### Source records
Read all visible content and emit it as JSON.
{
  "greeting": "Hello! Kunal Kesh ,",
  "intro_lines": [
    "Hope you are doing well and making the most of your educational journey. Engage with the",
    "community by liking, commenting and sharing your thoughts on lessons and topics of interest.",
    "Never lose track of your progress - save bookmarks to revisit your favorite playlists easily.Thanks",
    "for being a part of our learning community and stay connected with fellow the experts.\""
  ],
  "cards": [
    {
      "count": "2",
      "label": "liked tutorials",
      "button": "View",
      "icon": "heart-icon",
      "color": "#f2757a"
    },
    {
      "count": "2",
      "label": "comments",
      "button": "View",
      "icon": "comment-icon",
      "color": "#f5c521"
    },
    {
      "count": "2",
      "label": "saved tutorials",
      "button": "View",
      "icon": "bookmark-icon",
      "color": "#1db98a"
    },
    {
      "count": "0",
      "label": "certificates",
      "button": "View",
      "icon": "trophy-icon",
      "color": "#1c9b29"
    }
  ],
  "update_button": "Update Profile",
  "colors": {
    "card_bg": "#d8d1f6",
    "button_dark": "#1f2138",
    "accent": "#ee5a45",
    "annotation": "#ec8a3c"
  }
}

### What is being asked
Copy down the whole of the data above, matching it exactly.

### Written answer
Read all visible content and emit it as JSON.
{
  "greeting": "Hello! Kunal Kesh ,",
  "intro_lines": [
    "Hope you are doing well and making the most of your educational journey. Engage with the",
    "community by liking, commenting and sharing your thoughts on lessons and topics of interest.",
    "Never lose track of your progress - save bookmarks to revisit your favorite playlists easily.Thanks",
    "for being a part of our learning community and stay connected with fellow the experts.\""
  ],
  "cards": [
    {
      "count": "2",
      "label": "liked tutorials",
      "button": "View",
      "icon": "heart-icon",
      "color": "#f2757a"
    },
    {
      "count": "2",
      "label": "comments",
      "button": "View",
      "icon": "comment-icon",
      "color": "#f5c521"
    },
    {
      "count": "2",
      "label": "saved tutorials",
      "button": "View",
      "icon": "bookmark-icon",
      "color": "#1db98a"
    },
    {
      "count": "0",
      "label": "certificates",
      "button": "View",
      "icon": "trophy-icon",
      "color": "#1c9b29"
    }
  ],
  "update_button": "Update Profile",
  "colors": {
    "card_bg": "#d8d1f6",
    "button_dark": "#1f2138",
    "accent": "#ee5a45",
    "annotation": "#ec8a3c"
  }
}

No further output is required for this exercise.